Ed Steck

The House by the Cemetery /
Beyond the Door

Duality of the afterimage renders the visual

always “beyond the door” or outside of the

frame, outside of the frame, outside of the

frame shifts in perception from The Beyond

to the present—a doorway to extra-banality

of supernatural, something cosmic to atone

for, like the sudden materialization of death

stalking the corners of a long liminal corridor

tucked away in those shadiest failed attempts to

recall submerged faces from demographic data—

where something is alive in the basement.
Beyond the Door. Directed by Ovidio G. Assonitis (as O. Hellman), and Roberto Piazzoli (as R. Barrett) A Erre Cinematografica, and Montoro Productions Ltd., 1974.

In the alchemy of uncoordinated night, my face

wrinkles at its openings—nose hair, nostrils, ear

canal, eyeballs: each orifice a chance of entering

my body by burrowing into the liminal chasms

of the system inside, bludgeoned juicy cherry red

constant birth of opposing sentences—the eye

is a door beyond the frame, it copies as it records

to rehash what is real to the other side. Lost in

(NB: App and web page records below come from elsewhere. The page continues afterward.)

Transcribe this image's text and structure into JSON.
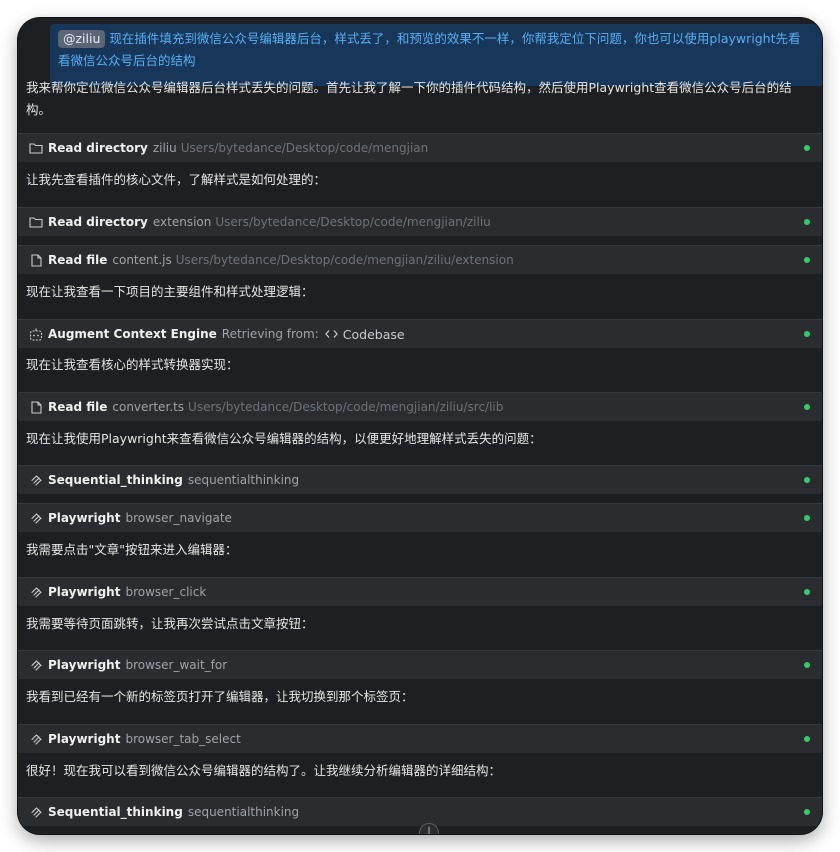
{
  "user_message": {
    "mention": "@ziliu",
    "text": "现在插件填充到微信公众号编辑器后台，样式丢了，和预览的效果不一样，你帮我定位下问题，你也可以使用playwright先看看微信公众号后台的结构"
  },
  "messages": [
    "我来帮你定位微信公众号编辑器后台样式丢失的问题。首先让我了解一下你的插件代码结构，然后使用Playwright查看微信公众号后台的结构。",
    "让我先查看插件的核心文件，了解样式是如何处理的：",
    "现在让我查看一下项目的主要组件和样式处理逻辑：",
    "现在让我查看核心的样式转换器实现：",
    "现在让我使用Playwright来查看微信公众号编辑器的结构，以便更好地理解样式丢失的问题：",
    "我需要点击\"文章\"按钮来进入编辑器：",
    "我需要等待页面跳转，让我再次尝试点击文章按钮：",
    "我看到已经有一个新的标签页打开了编辑器，让我切换到那个标签页：",
    "很好！现在我可以看到微信公众号编辑器的结构了。让我继续分析编辑器的详细结构："
  ],
  "tools": [
    {
      "icon": "folder-icon",
      "name": "Read directory",
      "arg": "ziliu",
      "path": "Users/bytedance/Desktop/code/mengjian"
    },
    {
      "icon": "folder-icon",
      "name": "Read directory",
      "arg": "extension",
      "path": "Users/bytedance/Desktop/code/mengjian/ziliu"
    },
    {
      "icon": "file-icon",
      "name": "Read file",
      "arg": "content.js",
      "path": "Users/bytedance/Desktop/code/mengjian/ziliu/extension"
    },
    {
      "icon": "robot-icon",
      "name": "Augment Context Engine",
      "arg": "Retrieving from:",
      "path": "",
      "extra": "Codebase"
    },
    {
      "icon": "file-icon",
      "name": "Read file",
      "arg": "converter.ts",
      "path": "Users/bytedance/Desktop/code/mengjian/ziliu/src/lib"
    },
    {
      "icon": "mcp-icon",
      "name": "Sequential_thinking",
      "arg": "sequentialthinking",
      "path": ""
    },
    {
      "icon": "mcp-icon",
      "name": "Playwright",
      "arg": "browser_navigate",
      "path": ""
    },
    {
      "icon": "mcp-icon",
      "name": "Playwright",
      "arg": "browser_click",
      "path": ""
    },
    {
      "icon": "mcp-icon",
      "name": "Playwright",
      "arg": "browser_wait_for",
      "path": ""
    },
    {
      "icon": "mcp-icon",
      "name": "Playwright",
      "arg": "browser_tab_select",
      "path": ""
    },
    {
      "icon": "mcp-icon",
      "name": "Sequential_thinking",
      "arg": "sequentialthinking",
      "path": ""
    }
  ],
  "colors": {
    "background": "#1e1f22",
    "tool_bar": "#2a2c30",
    "user_bubble": "#18365a",
    "user_text": "#56b0f2",
    "status_success": "#2ecf6a"
  },
  "scroll_icon": "scroll-down-icon"
}
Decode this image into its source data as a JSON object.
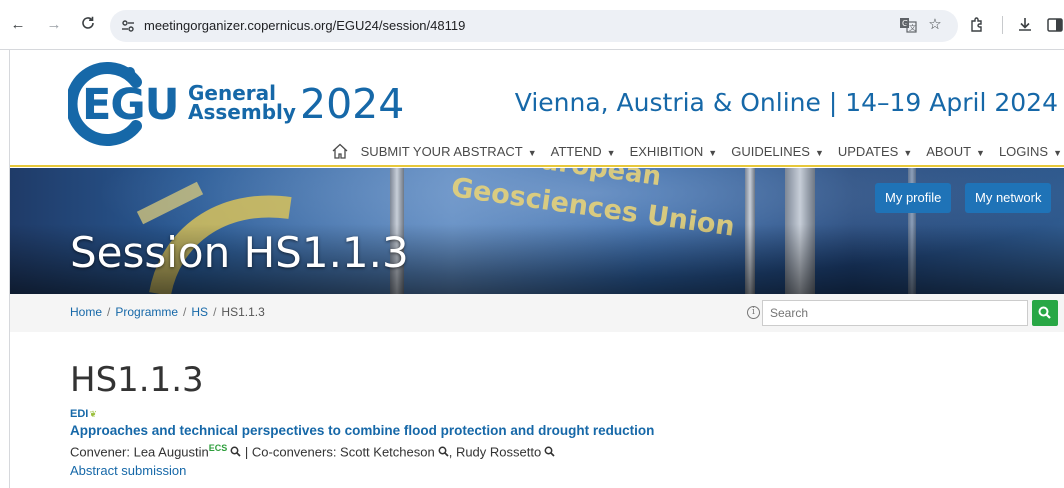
{
  "browser": {
    "url": "meetingorganizer.copernicus.org/EGU24/session/48119",
    "back_icon": "arrow-left-icon",
    "forward_icon": "arrow-right-icon",
    "reload_icon": "reload-icon",
    "right_icons": [
      "translate-icon",
      "star-icon",
      "extensions-icon",
      "download-icon",
      "sidepanel-icon"
    ]
  },
  "header": {
    "logo": {
      "egu": "EGU",
      "general": "General",
      "assembly": "Assembly",
      "year": "2024"
    },
    "venue": "Vienna, Austria & Online | 14–19 April 2024",
    "nav": [
      {
        "label": "SUBMIT YOUR ABSTRACT"
      },
      {
        "label": "ATTEND"
      },
      {
        "label": "EXHIBITION"
      },
      {
        "label": "GUIDELINES"
      },
      {
        "label": "UPDATES"
      },
      {
        "label": "ABOUT"
      },
      {
        "label": "LOGINS"
      }
    ],
    "accent_color": "#1668a8",
    "rule_color": "#e7c83a"
  },
  "banner": {
    "title": "Session HS1.1.3",
    "my_profile": "My profile",
    "my_network": "My network",
    "flag_text_1": "uropean",
    "flag_text_2": "Geosciences Union"
  },
  "breadcrumb": {
    "home": "Home",
    "programme": "Programme",
    "hs": "HS",
    "current": "HS1.1.3",
    "separator": "/"
  },
  "search": {
    "placeholder": "Search",
    "button_color": "#28a745"
  },
  "session": {
    "code": "HS1.1.3",
    "edi": "EDI",
    "title": "Approaches and technical perspectives to combine flood protection and drought reduction",
    "convener_prefix": "Convener: Lea Augustin",
    "ecs": "ECS",
    "coconveners_text": " | Co-conveners: Scott Ketcheson",
    "comma": ", Rudy Rossetto",
    "abstract_submission": "Abstract submission"
  }
}
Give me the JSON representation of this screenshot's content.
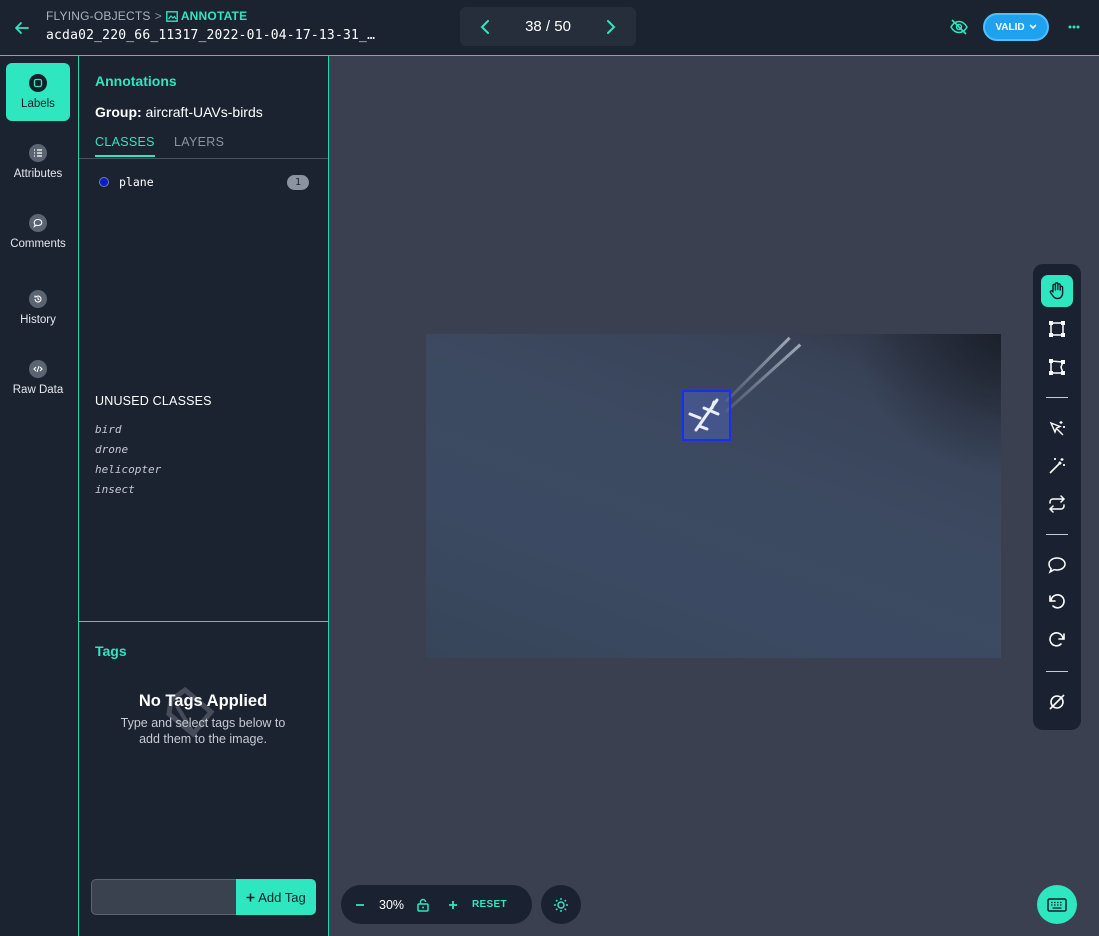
{
  "header": {
    "breadcrumb_project": "FLYING-OBJECTS",
    "breadcrumb_separator": ">",
    "breadcrumb_mode": "ANNOTATE",
    "filename": "acda02_220_66_11317_2022-01-04-17-13-31_…",
    "pager_count": "38 / 50",
    "status_label": "VALID"
  },
  "nav": {
    "items": [
      {
        "label": "Labels",
        "icon": "label-icon",
        "active": true
      },
      {
        "label": "Attributes",
        "icon": "list-icon",
        "active": false
      },
      {
        "label": "Comments",
        "icon": "comment-icon",
        "active": false
      },
      {
        "label": "History",
        "icon": "history-icon",
        "active": false
      },
      {
        "label": "Raw Data",
        "icon": "code-icon",
        "active": false
      }
    ]
  },
  "annotations": {
    "title": "Annotations",
    "group_label": "Group:",
    "group_name": "aircraft-UAVs-birds",
    "tabs": [
      "CLASSES",
      "LAYERS"
    ],
    "classes": [
      {
        "name": "plane",
        "count": "1",
        "color": "#0a1ccc"
      }
    ],
    "unused_title": "UNUSED CLASSES",
    "unused": [
      "bird",
      "drone",
      "helicopter",
      "insect"
    ]
  },
  "tags": {
    "title": "Tags",
    "empty_title": "No Tags Applied",
    "empty_line1": "Type and select tags below to",
    "empty_line2": "add them to the image.",
    "input_value": "",
    "add_label": "Add Tag"
  },
  "toolbar": {
    "tools": [
      "hand-icon",
      "bounding-box-icon",
      "polygon-icon",
      "smart-select-icon",
      "magic-wand-icon",
      "repeat-icon",
      "comment-icon",
      "undo-icon",
      "redo-icon",
      "hide-icon"
    ]
  },
  "zoom": {
    "level": "30%",
    "reset_label": "RESET"
  },
  "colors": {
    "accent": "#2ee6bf",
    "status": "#1ea1ef",
    "bbox": "#1530f0"
  }
}
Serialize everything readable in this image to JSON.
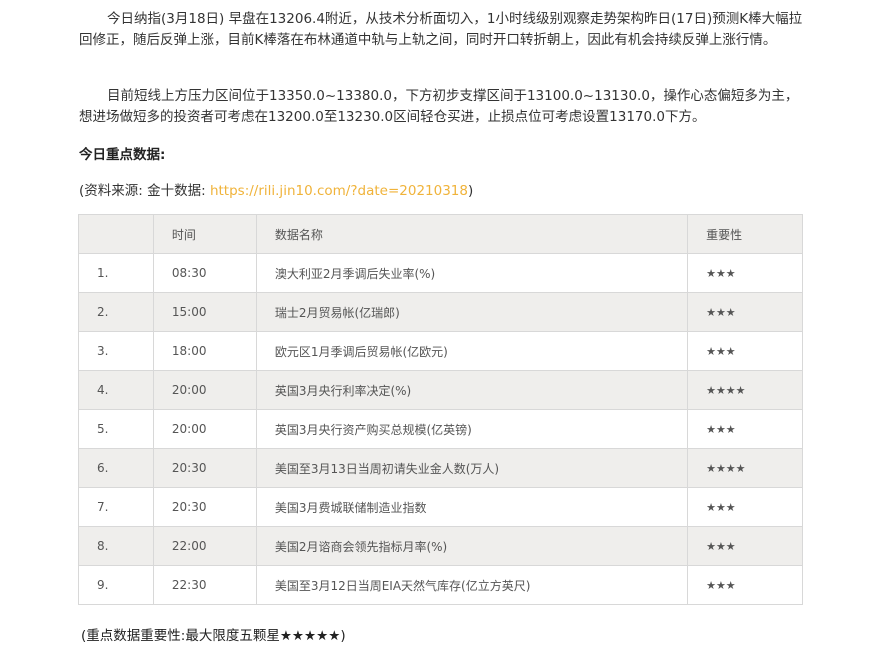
{
  "article": {
    "paragraph1": "今日纳指(3月18日) 早盘在13206.4附近，从技术分析面切入，1小时线级别观察走势架构昨日(17日)预测K棒大幅拉回修正，随后反弹上涨，目前K棒落在布林通道中轨与上轨之间，同时开口转折朝上，因此有机会持续反弹上涨行情。",
    "paragraph2": "目前短线上方压力区间位于13350.0~13380.0，下方初步支撑区间于13100.0~13130.0，操作心态偏短多为主，想进场做短多的投资者可考虑在13200.0至13230.0区间轻仓买进，止损点位可考虑设置13170.0下方。",
    "heading": "今日重点数据:",
    "source_prefix": "(资料来源: 金十数据: ",
    "source_link": "https://rili.jin10.com/?date=20210318",
    "source_suffix": ")",
    "footnote": "(重点数据重要性:最大限度五颗星★★★★★)"
  },
  "table": {
    "headers": [
      "",
      "时间",
      "数据名称",
      "重要性"
    ],
    "rows": [
      {
        "no": "1.",
        "time": "08:30",
        "name": "澳大利亚2月季调后失业率(%)",
        "importance": "★★★"
      },
      {
        "no": "2.",
        "time": "15:00",
        "name": "瑞士2月贸易帐(亿瑞郎)",
        "importance": "★★★"
      },
      {
        "no": "3.",
        "time": "18:00",
        "name": "欧元区1月季调后贸易帐(亿欧元)",
        "importance": "★★★"
      },
      {
        "no": "4.",
        "time": "20:00",
        "name": "英国3月央行利率决定(%)",
        "importance": "★★★★"
      },
      {
        "no": "5.",
        "time": "20:00",
        "name": "英国3月央行资产购买总规模(亿英镑)",
        "importance": "★★★"
      },
      {
        "no": "6.",
        "time": "20:30",
        "name": "美国至3月13日当周初请失业金人数(万人)",
        "importance": "★★★★"
      },
      {
        "no": "7.",
        "time": "20:30",
        "name": "美国3月费城联储制造业指数",
        "importance": "★★★"
      },
      {
        "no": "8.",
        "time": "22:00",
        "name": "美国2月谘商会领先指标月率(%)",
        "importance": "★★★"
      },
      {
        "no": "9.",
        "time": "22:30",
        "name": "美国至3月12日当周EIA天然气库存(亿立方英尺)",
        "importance": "★★★"
      }
    ]
  },
  "colors": {
    "link": "#f0b33a",
    "stripe": "#efeeec",
    "border": "#d8d8d8"
  }
}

atmospherics of the copy, puke practical effects

bridge replica trauma to here, to imaginal exposure:

where something is alive in the basement.
The House by the Cemetery. Directed by Lucio Fulci, Fulvia Film and Medusa Distribuzione, 1981.

A lack of coherence in atmosphere concretizes

total aesthetic awareness of a world hodgepodge

obfuscated by regionalism trapped in cosmic horror.

Stripped away of the home, the family, the unit:

the drift of the liminal overtakes accepted knowns

until the unseen slips into the majority, when the

floating sheet appears on rollcall, when the burial

site is in the hallway, when the new home is a door

to interdimensional unclassifiable collapsed zones

beyond distinguishable token motifs of recognizable

worlds where knowns are defined: something else.

Fulci Lives: no name for the conceivable placement,

instead advanced knowledge of decaying obscurity

as withdrawn original prints vinegar and peel, bleed,

bubble and ooze goo upon the printed remnants of

Fulci’s world visualized/the crudeness of Fulci opens

the doors of inconceivable horror into our world—its

materialization found in molasses, plastic tubes, prop

knives, budget blood; signs pointing to how thin our

world is, that store-bought ingredients form practical

magic scraping flesh from muscle until skinless shapes

are defined knowns. Everything else is something else.

Ed Steck, a writer in Pittsburgh, is author of The Garden, An Interface for a Fractal Landscape, David Horvitz: Newly Found Bas Jan Ader Film, and others.